BEGIN DATASET EXTRACT

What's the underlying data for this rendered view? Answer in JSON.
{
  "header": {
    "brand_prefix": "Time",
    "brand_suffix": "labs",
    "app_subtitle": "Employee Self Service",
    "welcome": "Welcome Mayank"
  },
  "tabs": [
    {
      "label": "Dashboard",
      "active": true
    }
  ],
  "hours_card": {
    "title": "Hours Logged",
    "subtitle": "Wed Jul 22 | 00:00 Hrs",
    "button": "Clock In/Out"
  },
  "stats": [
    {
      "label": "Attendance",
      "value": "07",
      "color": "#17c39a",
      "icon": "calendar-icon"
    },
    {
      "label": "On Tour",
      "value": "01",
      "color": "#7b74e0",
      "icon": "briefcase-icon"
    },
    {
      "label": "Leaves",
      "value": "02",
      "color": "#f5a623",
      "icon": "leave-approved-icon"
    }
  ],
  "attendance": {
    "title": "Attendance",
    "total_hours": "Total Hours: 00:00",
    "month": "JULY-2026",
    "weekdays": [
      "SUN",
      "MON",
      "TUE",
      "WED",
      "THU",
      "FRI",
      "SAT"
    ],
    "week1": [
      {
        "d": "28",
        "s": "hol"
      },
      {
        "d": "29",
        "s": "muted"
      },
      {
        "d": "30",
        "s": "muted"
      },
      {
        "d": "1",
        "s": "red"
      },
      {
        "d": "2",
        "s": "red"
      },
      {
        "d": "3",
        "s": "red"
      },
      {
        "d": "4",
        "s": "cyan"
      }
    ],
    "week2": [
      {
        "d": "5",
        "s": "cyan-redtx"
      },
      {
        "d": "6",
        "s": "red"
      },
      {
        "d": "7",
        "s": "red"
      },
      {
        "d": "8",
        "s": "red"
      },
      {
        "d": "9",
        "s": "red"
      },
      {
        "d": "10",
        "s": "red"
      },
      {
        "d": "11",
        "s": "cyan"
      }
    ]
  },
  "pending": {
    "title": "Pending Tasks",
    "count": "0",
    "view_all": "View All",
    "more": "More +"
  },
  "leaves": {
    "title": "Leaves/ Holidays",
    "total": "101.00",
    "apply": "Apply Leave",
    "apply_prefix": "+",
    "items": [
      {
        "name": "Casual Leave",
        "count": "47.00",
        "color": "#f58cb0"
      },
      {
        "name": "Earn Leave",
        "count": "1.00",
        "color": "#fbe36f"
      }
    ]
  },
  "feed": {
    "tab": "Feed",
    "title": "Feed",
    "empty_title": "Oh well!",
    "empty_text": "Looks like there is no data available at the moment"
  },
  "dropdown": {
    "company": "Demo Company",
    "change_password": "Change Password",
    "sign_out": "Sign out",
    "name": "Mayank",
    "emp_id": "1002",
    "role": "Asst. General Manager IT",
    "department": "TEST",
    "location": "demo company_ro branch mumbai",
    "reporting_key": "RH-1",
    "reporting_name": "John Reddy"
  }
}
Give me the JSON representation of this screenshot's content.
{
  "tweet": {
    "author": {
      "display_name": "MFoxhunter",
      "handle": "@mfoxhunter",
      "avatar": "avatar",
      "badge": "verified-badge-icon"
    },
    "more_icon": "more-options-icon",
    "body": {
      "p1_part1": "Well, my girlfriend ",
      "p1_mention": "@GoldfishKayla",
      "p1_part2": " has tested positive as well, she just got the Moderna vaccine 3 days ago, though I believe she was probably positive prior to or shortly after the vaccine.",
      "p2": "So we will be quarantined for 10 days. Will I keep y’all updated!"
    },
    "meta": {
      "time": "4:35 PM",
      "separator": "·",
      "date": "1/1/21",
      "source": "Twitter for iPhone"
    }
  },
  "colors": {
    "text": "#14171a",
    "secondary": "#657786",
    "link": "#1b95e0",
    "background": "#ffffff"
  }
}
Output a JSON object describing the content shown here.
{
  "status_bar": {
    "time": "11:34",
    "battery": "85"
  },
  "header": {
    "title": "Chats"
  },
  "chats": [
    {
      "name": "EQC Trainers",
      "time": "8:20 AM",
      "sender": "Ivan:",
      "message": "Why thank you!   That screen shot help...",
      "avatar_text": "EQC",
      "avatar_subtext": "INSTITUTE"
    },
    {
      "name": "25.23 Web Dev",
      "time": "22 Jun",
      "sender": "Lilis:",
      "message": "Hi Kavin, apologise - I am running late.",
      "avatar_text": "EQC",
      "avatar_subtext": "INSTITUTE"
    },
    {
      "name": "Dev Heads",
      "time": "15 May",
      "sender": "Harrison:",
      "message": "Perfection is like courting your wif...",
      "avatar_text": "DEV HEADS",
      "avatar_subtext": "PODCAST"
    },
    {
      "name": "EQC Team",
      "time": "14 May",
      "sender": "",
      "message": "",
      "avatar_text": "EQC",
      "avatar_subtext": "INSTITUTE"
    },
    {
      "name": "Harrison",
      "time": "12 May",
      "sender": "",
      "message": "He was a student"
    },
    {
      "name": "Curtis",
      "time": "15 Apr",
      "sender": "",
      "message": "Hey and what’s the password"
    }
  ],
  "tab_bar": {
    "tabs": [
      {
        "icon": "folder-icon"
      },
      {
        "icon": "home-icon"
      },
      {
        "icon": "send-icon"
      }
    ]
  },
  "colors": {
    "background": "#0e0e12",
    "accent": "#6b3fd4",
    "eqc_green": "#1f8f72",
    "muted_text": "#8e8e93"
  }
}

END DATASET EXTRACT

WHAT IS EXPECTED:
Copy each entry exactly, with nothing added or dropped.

YOUR RESPONSE:
What's the underlying data for this rendered view? Answer in JSON.
{
  "header": {
    "brand_prefix": "Time",
    "brand_suffix": "labs",
    "app_subtitle": "Employee Self Service",
    "welcome": "Welcome Mayank"
  },
  "tabs": [
    {
      "label": "Dashboard",
      "active": true
    }
  ],
  "hours_card": {
    "title": "Hours Logged",
    "subtitle": "Wed Jul 22 | 00:00 Hrs",
    "button": "Clock In/Out"
  },
  "stats": [
    {
      "label": "Attendance",
      "value": "07",
      "color": "#17c39a",
      "icon": "calendar-icon"
    },
    {
      "label": "On Tour",
      "value": "01",
      "color": "#7b74e0",
      "icon": "briefcase-icon"
    },
    {
      "label": "Leaves",
      "value": "02",
      "color": "#f5a623",
      "icon": "leave-approved-icon"
    }
  ],
  "attendance": {
    "title": "Attendance",
    "total_hours": "Total Hours: 00:00",
    "month": "JULY-2026",
    "weekdays": [
      "SUN",
      "MON",
      "TUE",
      "WED",
      "THU",
      "FRI",
      "SAT"
    ],
    "week1": [
      {
        "d": "28",
        "s": "hol"
      },
      {
        "d": "29",
        "s": "muted"
      },
      {
        "d": "30",
        "s": "muted"
      },
      {
        "d": "1",
        "s": "red"
      },
      {
        "d": "2",
        "s": "red"
      },
      {
        "d": "3",
        "s": "red"
      },
      {
        "d": "4",
        "s": "cyan"
      }
    ],
    "week2": [
      {
        "d": "5",
        "s": "cyan-redtx"
      },
      {
        "d": "6",
        "s": "red"
      },
      {
        "d": "7",
        "s": "red"
      },
      {
        "d": "8",
        "s": "red"
      },
      {
        "d": "9",
        "s": "red"
      },
      {
        "d": "10",
        "s": "red"
      },
      {
        "d": "11",
        "s": "cyan"
      }
    ]
  },
  "pending": {
    "title": "Pending Tasks",
    "count": "0",
    "view_all": "View All",
    "more": "More +"
  },
  "leaves": {
    "title": "Leaves/ Holidays",
    "total": "101.00",
    "apply": "Apply Leave",
    "apply_prefix": "+",
    "items": [
      {
        "name": "Casual Leave",
        "count": "47.00",
        "color": "#f58cb0"
      },
      {
        "name": "Earn Leave",
        "count": "1.00",
        "color": "#fbe36f"
      }
    ]
  },
  "feed": {
    "tab": "Feed",
    "title": "Feed",
    "empty_title": "Oh well!",
    "empty_text": "Looks like there is no data available at the moment"
  },
  "dropdown": {
    "company": "Demo Company",
    "change_password": "Change Password",
    "sign_out": "Sign out",
    "name": "Mayank",
    "emp_id": "1002",
    "role": "Asst. General Manager IT",
    "department": "TEST",
    "location": "demo company_ro branch mumbai",
    "reporting_key": "RH-1",
    "reporting_name": "John Reddy"
  }
}
Give me the JSON representation of this screenshot's content.
{
  "tweet": {
    "author": {
      "display_name": "MFoxhunter",
      "handle": "@mfoxhunter",
      "avatar": "avatar",
      "badge": "verified-badge-icon"
    },
    "more_icon": "more-options-icon",
    "body": {
      "p1_part1": "Well, my girlfriend ",
      "p1_mention": "@GoldfishKayla",
      "p1_part2": " has tested positive as well, she just got the Moderna vaccine 3 days ago, though I believe she was probably positive prior to or shortly after the vaccine.",
      "p2": "So we will be quarantined for 10 days. Will I keep y’all updated!"
    },
    "meta": {
      "time": "4:35 PM",
      "separator": "·",
      "date": "1/1/21",
      "source": "Twitter for iPhone"
    }
  },
  "colors": {
    "text": "#14171a",
    "secondary": "#657786",
    "link": "#1b95e0",
    "background": "#ffffff"
  }
}
Output a JSON object describing the content shown here.
{
  "status_bar": {
    "time": "11:34",
    "battery": "85"
  },
  "header": {
    "title": "Chats"
  },
  "chats": [
    {
      "name": "EQC Trainers",
      "time": "8:20 AM",
      "sender": "Ivan:",
      "message": "Why thank you!   That screen shot help...",
      "avatar_text": "EQC",
      "avatar_subtext": "INSTITUTE"
    },
    {
      "name": "25.23 Web Dev",
      "time": "22 Jun",
      "sender": "Lilis:",
      "message": "Hi Kavin, apologise - I am running late.",
      "avatar_text": "EQC",
      "avatar_subtext": "INSTITUTE"
    },
    {
      "name": "Dev Heads",
      "time": "15 May",
      "sender": "Harrison:",
      "message": "Perfection is like courting your wif...",
      "avatar_text": "DEV HEADS",
      "avatar_subtext": "PODCAST"
    },
    {
      "name": "EQC Team",
      "time": "14 May",
      "sender": "",
      "message": "",
      "avatar_text": "EQC",
      "avatar_subtext": "INSTITUTE"
    },
    {
      "name": "Harrison",
      "time": "12 May",
      "sender": "",
      "message": "He was a student"
    },
    {
      "name": "Curtis",
      "time": "15 Apr",
      "sender": "",
      "message": "Hey and what’s the password"
    }
  ],
  "tab_bar": {
    "tabs": [
      {
        "icon": "folder-icon"
      },
      {
        "icon": "home-icon"
      },
      {
        "icon": "send-icon"
      }
    ]
  },
  "colors": {
    "background": "#0e0e12",
    "accent": "#6b3fd4",
    "eqc_green": "#1f8f72",
    "muted_text": "#8e8e93"
  }
}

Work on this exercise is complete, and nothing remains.